• Work to complete: Report every line in the listing that contains the string "title".

[Start of Attachment]

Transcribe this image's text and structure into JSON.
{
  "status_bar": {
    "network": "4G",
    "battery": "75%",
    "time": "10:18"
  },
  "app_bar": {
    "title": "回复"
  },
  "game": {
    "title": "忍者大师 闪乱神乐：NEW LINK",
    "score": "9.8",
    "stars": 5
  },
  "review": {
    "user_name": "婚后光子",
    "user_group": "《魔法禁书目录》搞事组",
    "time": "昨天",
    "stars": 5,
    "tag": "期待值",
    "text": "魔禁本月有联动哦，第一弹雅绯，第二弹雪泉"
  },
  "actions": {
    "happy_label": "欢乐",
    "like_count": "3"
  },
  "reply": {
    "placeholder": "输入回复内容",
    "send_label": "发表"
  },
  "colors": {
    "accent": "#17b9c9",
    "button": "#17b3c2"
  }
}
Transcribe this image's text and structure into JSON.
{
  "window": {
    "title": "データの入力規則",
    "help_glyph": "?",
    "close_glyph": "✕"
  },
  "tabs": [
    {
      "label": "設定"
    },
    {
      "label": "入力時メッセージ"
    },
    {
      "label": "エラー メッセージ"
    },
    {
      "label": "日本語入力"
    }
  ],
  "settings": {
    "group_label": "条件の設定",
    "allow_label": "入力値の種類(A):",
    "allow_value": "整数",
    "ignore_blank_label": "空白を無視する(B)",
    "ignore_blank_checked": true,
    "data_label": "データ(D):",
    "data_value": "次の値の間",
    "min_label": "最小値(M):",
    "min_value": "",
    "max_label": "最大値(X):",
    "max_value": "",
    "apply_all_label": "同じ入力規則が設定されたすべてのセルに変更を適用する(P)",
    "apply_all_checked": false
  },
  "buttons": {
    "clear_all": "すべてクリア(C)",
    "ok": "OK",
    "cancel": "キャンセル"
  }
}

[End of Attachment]

• Your solution:
    "title": "回复"
    "title": "忍者大师 闪乱神乐：NEW LINK",
    "title": "データの入力規則",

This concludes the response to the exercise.